What is Retinal detachment?

The Retina is a thin layer attached to the back wall of the eye. The Retina is one of the key components responsible for vision.

Retinal detachment is a sight threatening condition where the retina lifts away from the back of the eye.

What are the symptoms of Retinal detachment?

Sudden onset of “floaters”, “flashing lights” or a “growing shadow/curtain” are symptoms compatible with retinal detachment.

These symptoms are caused by vitreous, the gel-like material in the eye, which shrinks and degenerates as we get older and detaches from the retina. Sometime the vitreous may pull stronger on the retina and create a retinal tear. Then fluid enters through the retinal tear and detaches the retina.

Retinal tear if not treated will lead to retinal detachment and loss of vision.

Complications of diabetic retinopathy
Consultant Ophthalmologist and Vitreoretinal Surgeon

Is there treatment for Retinal detachment?

Laser treatment can be applied at early stages such as retinal tear and can prevent retinal detachment.
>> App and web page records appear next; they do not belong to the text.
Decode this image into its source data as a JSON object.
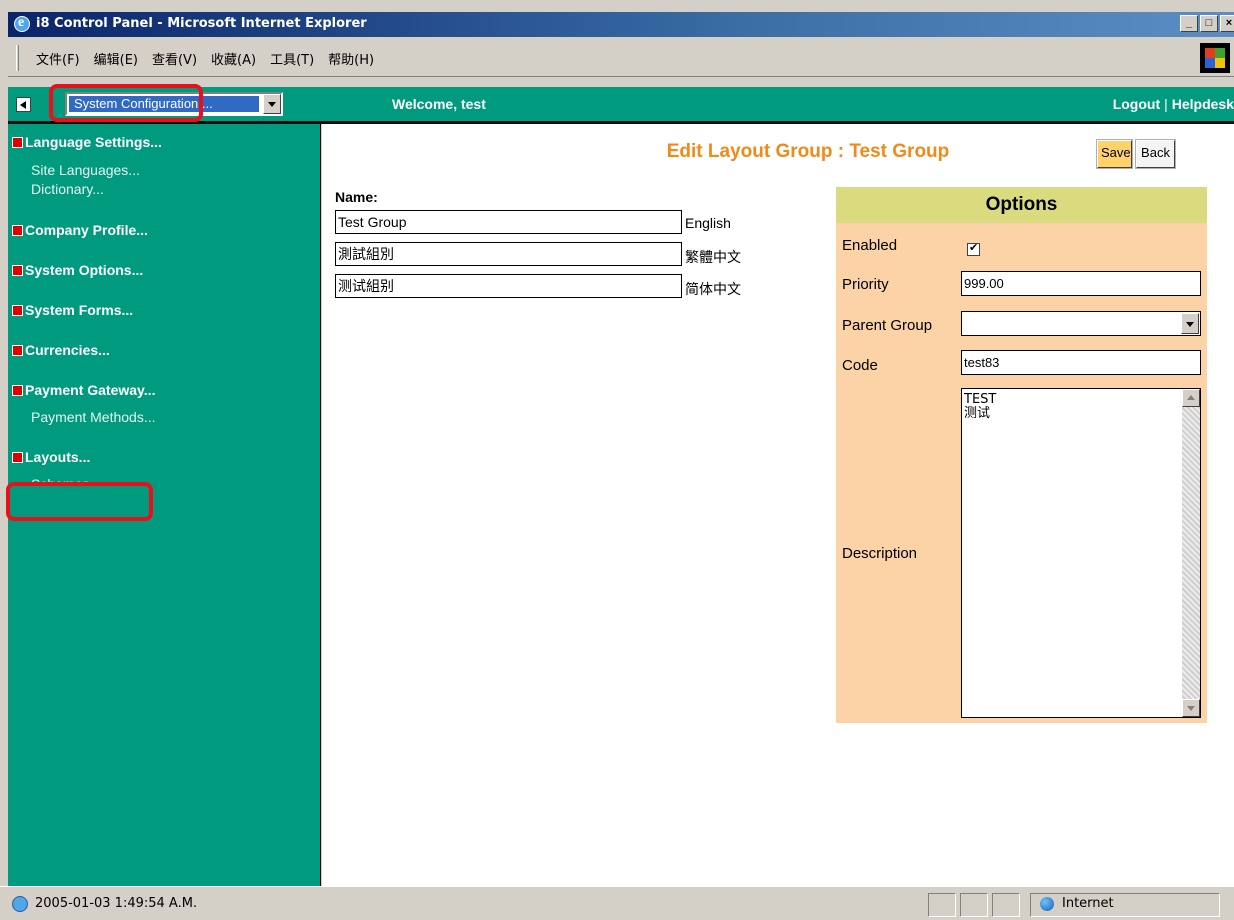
{
  "window": {
    "title": "i8 Control Panel - Microsoft Internet Explorer"
  },
  "menu": [
    "文件(F)",
    "编辑(E)",
    "查看(V)",
    "收藏(A)",
    "工具(T)",
    "帮助(H)"
  ],
  "header": {
    "module_select": "System Configuration ...",
    "welcome": "Welcome, test",
    "logout": "Logout",
    "separator": "|",
    "helpdesk": "Helpdesk"
  },
  "sidebar": {
    "sections": [
      {
        "label": "Language Settings...",
        "items": [
          "Site Languages...",
          "Dictionary..."
        ]
      },
      {
        "label": "Company Profile...",
        "items": []
      },
      {
        "label": "System Options...",
        "items": []
      },
      {
        "label": "System Forms...",
        "items": []
      },
      {
        "label": "Currencies...",
        "items": []
      },
      {
        "label": "Payment Gateway...",
        "items": [
          "Payment Methods..."
        ]
      },
      {
        "label": "Layouts...",
        "items": [
          "Schemes..."
        ]
      }
    ]
  },
  "page": {
    "title": "Edit Layout Group : Test Group",
    "save_label": "Save",
    "back_label": "Back",
    "name_label": "Name:",
    "names": [
      {
        "value": "Test Group",
        "language": "English"
      },
      {
        "value": "測試組別",
        "language": "繁體中文"
      },
      {
        "value": "测试組别",
        "language": "简体中文"
      }
    ]
  },
  "options": {
    "heading": "Options",
    "enabled_label": "Enabled",
    "enabled_checked": true,
    "priority_label": "Priority",
    "priority_value": "999.00",
    "parent_label": "Parent Group",
    "parent_value": "",
    "code_label": "Code",
    "code_value": "test83",
    "description_label": "Description",
    "description_value": "TEST\n测试"
  },
  "statusbar": {
    "text": "2005-01-03 1:49:54 A.M.",
    "zone": "Internet"
  },
  "colors": {
    "accent_green": "#009a7e",
    "title_orange": "#f08a18",
    "options_bg": "#fcd3a6",
    "options_header": "#dada7e",
    "highlight_red": "#e8101a"
  }
}
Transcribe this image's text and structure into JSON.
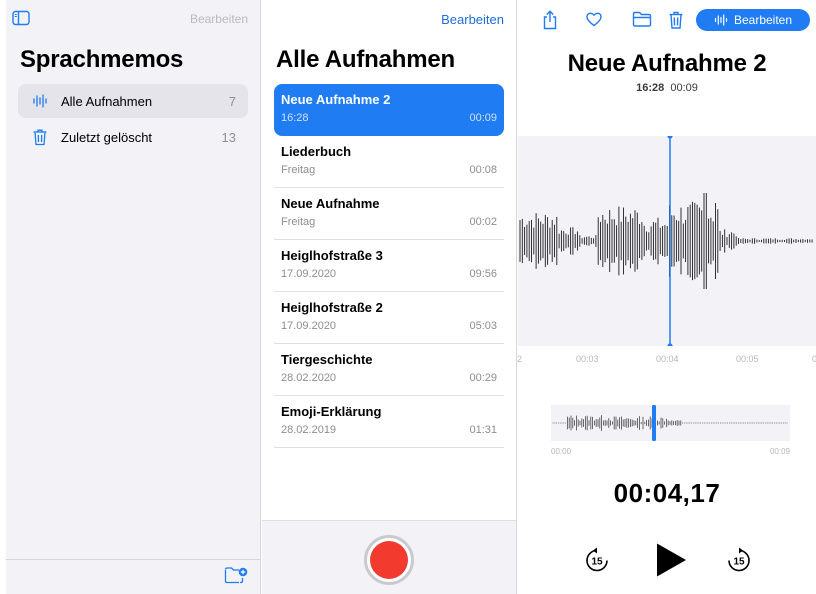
{
  "sidebar": {
    "edit_label": "Bearbeiten",
    "title": "Sprachmemos",
    "items": [
      {
        "label": "Alle Aufnahmen",
        "count": "7",
        "icon": "waveform-icon"
      },
      {
        "label": "Zuletzt gelöscht",
        "count": "13",
        "icon": "trash-icon"
      }
    ]
  },
  "list": {
    "edit_label": "Bearbeiten",
    "title": "Alle Aufnahmen",
    "recordings": [
      {
        "name": "Neue Aufnahme 2",
        "date": "16:28",
        "duration": "00:09"
      },
      {
        "name": "Liederbuch",
        "date": "Freitag",
        "duration": "00:08"
      },
      {
        "name": "Neue Aufnahme",
        "date": "Freitag",
        "duration": "00:02"
      },
      {
        "name": "Heiglhofstraße 3",
        "date": "17.09.2020",
        "duration": "09:56"
      },
      {
        "name": "Heiglhofstraße 2",
        "date": "17.09.2020",
        "duration": "05:03"
      },
      {
        "name": "Tiergeschichte",
        "date": "28.02.2020",
        "duration": "00:29"
      },
      {
        "name": "Emoji-Erklärung",
        "date": "28.02.2019",
        "duration": "01:31"
      }
    ]
  },
  "detail": {
    "toolbar": {
      "edit_label": "Bearbeiten"
    },
    "title": "Neue Aufnahme 2",
    "time": "16:28",
    "duration": "00:09",
    "axis_labels": [
      "2",
      "00:03",
      "00:04",
      "00:05",
      "0"
    ],
    "overview_start": "00:00",
    "overview_end": "00:09",
    "current_time": "00:04,17",
    "skip_back_label": "15",
    "skip_forward_label": "15"
  },
  "colors": {
    "accent": "#1f7cf2",
    "record": "#f23a2f",
    "sidebar_bg": "#f2f2f7"
  }
}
Vitrectomy is a procedure where the retina is re-attached to the wall of the eye from the inside. It involves the removal of vitreous (gel in the eye), treatment to the retinal tear and insertion of a gas or an oil bubble. The gas bubble will hold the retina as it heals. You cannot fly by plane until the gas bubble is reabsorbed. The eye naturally produces fluid over time. If an oil bubble is used, this will be removed a few months later. Vitrectomy is a c. 1 hour surgery done usually under local anaesthetic where the patient is awake. This is a day surgery and the patient goes home an hour post-surgery.

Scleral Buckle is a treatment where the wall of the eye is pushed to the retina from outside with a silicone band. It is a procedure of choice in certain types of retinal detachments, predominantly in younger patients. This is c. 2 hours surgery done under general anaesthetic where the patient is asleep. This is a day surgery and the patient goes home a couple of hours after surgery.

If you are experiencing a sudden onset of floaters, flashing lights or a growing shadow, you must seek an urgent ophthalmological review.

What are the risks for Retinal Detachment?


Myopia (the need for glasses to see far away)


Family history of retinal detachment


History of eye surgery f.ex. cataract surgery


Injury to the eye


History of retinal tear or retinal detachment in the other eye

If you would like to find out more or to book an appointment, please get in touch.